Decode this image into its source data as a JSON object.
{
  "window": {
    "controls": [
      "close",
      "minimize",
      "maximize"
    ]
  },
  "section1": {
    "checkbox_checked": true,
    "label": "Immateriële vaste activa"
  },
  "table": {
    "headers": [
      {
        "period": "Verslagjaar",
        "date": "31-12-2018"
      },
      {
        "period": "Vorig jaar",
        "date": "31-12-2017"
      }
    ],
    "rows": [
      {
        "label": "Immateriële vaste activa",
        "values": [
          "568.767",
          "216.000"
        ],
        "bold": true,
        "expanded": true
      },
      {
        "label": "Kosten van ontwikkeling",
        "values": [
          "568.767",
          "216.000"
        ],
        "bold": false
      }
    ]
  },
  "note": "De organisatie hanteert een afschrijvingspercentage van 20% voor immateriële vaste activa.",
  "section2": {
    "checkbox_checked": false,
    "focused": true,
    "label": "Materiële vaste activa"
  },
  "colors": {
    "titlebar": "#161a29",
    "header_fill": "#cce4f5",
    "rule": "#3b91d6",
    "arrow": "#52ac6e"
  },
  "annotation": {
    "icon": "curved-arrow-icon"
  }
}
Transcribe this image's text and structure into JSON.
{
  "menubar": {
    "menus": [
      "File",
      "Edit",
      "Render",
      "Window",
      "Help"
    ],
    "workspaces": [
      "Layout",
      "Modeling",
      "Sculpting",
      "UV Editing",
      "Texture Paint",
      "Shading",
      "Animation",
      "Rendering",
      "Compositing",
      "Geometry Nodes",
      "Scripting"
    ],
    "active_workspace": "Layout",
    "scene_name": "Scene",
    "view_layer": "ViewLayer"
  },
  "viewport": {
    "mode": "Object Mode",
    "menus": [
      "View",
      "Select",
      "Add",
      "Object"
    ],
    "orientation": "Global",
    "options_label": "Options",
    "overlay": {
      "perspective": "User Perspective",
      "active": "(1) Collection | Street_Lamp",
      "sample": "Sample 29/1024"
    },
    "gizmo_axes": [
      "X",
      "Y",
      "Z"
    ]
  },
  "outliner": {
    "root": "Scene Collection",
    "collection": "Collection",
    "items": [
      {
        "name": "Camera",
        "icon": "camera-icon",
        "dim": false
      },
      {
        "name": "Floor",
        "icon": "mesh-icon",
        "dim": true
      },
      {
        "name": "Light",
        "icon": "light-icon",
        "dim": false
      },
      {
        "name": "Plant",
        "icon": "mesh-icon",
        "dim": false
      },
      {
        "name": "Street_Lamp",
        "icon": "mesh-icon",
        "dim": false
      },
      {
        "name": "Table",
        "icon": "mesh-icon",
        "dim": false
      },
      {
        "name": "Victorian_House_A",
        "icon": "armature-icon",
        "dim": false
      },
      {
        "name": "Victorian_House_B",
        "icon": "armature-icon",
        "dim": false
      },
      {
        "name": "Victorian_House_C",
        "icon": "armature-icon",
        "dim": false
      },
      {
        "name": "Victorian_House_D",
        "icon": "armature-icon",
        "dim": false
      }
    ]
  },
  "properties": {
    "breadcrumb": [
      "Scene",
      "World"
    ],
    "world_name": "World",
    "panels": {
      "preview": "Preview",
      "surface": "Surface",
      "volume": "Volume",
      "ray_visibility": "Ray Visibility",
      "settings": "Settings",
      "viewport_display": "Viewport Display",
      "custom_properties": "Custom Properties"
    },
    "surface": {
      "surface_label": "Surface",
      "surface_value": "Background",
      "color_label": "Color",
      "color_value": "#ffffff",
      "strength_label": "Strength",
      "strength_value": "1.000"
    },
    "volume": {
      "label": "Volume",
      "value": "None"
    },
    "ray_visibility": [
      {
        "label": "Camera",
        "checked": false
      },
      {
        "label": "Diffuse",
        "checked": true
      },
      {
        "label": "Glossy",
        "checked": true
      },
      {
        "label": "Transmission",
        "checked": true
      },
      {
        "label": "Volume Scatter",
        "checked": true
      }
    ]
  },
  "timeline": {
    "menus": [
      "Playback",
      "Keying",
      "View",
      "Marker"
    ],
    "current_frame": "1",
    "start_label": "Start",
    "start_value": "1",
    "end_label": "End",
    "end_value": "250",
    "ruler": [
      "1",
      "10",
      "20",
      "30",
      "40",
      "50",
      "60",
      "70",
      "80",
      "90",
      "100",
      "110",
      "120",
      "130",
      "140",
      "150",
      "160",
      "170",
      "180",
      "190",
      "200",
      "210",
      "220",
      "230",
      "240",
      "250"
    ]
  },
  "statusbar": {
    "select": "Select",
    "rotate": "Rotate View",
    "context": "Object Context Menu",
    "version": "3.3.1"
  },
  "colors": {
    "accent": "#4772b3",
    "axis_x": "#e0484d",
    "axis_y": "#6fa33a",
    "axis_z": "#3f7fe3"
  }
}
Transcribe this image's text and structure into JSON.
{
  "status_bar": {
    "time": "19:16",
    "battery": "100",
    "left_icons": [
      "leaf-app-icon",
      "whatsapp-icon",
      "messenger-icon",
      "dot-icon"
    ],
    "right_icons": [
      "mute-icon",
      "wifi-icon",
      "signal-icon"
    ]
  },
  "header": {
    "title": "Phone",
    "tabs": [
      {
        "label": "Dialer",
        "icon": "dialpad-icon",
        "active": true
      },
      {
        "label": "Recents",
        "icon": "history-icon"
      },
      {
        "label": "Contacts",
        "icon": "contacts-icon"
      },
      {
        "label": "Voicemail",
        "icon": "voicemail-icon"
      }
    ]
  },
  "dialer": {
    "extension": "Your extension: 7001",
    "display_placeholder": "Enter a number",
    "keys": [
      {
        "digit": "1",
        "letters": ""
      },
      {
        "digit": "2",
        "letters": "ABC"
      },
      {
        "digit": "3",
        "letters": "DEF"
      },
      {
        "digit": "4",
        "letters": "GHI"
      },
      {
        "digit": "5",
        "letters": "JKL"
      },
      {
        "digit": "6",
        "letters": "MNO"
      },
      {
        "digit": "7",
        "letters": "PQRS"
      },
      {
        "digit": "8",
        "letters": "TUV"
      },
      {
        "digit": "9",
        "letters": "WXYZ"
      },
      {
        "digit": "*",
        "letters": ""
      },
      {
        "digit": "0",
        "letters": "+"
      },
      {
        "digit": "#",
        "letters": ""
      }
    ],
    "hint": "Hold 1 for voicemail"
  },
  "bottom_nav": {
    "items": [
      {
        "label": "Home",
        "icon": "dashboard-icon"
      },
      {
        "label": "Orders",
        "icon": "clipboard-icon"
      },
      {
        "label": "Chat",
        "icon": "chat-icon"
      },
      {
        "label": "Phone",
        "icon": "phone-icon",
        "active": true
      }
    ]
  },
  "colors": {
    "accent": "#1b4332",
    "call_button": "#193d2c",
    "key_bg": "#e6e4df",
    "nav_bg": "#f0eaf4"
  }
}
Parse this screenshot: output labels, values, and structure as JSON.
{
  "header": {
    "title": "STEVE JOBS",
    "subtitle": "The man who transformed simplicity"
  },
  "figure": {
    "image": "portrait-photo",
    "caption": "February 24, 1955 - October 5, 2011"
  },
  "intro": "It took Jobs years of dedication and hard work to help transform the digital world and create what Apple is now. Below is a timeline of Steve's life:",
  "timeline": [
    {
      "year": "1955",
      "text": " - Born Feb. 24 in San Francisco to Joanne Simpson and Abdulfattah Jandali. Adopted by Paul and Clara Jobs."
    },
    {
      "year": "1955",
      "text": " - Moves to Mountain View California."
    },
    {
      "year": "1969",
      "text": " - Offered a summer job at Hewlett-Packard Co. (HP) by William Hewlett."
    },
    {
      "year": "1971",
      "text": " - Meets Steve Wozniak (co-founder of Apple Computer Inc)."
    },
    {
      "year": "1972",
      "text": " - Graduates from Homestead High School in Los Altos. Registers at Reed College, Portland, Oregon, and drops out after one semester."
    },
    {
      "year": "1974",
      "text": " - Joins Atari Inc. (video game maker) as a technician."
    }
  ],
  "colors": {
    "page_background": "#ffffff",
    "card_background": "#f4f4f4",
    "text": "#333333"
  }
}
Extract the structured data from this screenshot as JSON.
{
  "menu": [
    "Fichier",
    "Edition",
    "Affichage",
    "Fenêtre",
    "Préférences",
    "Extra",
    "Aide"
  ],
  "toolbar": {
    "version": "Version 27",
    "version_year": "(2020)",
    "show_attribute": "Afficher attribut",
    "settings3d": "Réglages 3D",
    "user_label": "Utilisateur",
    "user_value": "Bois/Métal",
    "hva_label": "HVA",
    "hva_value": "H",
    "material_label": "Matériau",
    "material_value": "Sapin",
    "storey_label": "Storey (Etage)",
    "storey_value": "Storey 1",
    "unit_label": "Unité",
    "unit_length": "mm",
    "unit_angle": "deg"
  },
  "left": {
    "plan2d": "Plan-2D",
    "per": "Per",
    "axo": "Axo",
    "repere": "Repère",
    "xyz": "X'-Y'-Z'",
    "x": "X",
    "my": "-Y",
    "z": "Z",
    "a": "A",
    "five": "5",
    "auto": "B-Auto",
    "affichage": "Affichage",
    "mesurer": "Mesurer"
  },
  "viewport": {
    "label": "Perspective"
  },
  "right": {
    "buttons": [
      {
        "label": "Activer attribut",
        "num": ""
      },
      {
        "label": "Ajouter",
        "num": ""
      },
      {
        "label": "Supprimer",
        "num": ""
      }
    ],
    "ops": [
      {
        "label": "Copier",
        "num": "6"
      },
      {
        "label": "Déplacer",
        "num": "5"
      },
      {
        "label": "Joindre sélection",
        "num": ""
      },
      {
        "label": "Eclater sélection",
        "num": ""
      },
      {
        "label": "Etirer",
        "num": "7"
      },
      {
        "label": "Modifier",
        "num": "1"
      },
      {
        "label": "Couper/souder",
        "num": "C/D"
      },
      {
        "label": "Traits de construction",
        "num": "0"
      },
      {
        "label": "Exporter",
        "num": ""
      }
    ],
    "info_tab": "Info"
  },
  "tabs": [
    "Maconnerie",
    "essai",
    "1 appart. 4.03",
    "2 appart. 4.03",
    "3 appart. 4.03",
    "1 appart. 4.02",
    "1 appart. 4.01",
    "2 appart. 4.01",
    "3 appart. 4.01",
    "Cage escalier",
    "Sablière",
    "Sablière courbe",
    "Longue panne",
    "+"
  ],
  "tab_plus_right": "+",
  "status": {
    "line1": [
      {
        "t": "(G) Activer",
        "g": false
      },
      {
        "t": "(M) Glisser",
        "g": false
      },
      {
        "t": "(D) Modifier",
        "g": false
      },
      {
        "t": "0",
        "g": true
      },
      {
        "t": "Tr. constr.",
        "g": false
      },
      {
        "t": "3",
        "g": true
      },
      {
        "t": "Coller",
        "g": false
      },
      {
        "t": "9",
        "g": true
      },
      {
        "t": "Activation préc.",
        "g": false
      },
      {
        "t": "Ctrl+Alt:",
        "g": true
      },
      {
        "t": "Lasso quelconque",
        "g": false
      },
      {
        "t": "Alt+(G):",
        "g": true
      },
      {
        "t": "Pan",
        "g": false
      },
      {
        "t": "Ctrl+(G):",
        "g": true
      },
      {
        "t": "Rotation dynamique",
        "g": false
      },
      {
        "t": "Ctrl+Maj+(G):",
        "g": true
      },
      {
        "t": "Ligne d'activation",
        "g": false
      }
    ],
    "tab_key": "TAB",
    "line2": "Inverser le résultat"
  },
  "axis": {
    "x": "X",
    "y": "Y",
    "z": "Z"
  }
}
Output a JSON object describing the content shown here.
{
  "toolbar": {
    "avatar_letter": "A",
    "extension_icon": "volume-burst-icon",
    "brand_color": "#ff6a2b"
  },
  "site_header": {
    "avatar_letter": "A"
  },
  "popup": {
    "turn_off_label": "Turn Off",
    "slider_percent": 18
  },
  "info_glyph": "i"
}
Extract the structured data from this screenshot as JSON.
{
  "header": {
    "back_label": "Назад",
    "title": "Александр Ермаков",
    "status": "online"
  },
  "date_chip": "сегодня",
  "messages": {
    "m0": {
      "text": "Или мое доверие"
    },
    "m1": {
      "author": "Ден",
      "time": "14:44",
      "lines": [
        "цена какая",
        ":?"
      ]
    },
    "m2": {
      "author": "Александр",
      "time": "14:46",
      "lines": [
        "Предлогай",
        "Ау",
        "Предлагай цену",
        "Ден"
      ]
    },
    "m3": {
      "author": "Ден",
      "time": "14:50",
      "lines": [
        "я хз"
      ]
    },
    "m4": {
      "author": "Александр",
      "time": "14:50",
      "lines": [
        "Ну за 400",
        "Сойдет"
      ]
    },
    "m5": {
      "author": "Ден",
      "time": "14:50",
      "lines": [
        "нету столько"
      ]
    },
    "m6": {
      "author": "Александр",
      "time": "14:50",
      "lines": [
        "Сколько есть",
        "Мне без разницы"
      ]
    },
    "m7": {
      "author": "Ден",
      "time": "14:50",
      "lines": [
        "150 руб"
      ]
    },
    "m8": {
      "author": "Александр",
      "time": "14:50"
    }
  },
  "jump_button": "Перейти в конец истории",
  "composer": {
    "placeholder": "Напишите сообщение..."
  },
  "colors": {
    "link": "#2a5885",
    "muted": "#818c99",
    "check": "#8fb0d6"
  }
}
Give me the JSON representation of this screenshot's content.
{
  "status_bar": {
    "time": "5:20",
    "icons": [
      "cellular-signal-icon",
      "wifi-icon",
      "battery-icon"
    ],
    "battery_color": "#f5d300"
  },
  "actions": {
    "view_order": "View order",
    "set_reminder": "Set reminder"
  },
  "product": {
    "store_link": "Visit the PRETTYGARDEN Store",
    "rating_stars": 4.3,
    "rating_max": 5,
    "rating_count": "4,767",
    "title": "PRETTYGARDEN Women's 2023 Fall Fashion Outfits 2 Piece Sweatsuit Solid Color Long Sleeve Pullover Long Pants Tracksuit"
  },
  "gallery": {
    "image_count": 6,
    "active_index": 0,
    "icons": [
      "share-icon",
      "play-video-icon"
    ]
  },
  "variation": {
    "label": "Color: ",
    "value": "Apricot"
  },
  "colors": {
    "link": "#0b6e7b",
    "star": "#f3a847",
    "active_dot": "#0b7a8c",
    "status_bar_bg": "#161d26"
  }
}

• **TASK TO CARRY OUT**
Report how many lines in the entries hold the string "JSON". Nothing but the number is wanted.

• **WRITTEN ANSWER**
8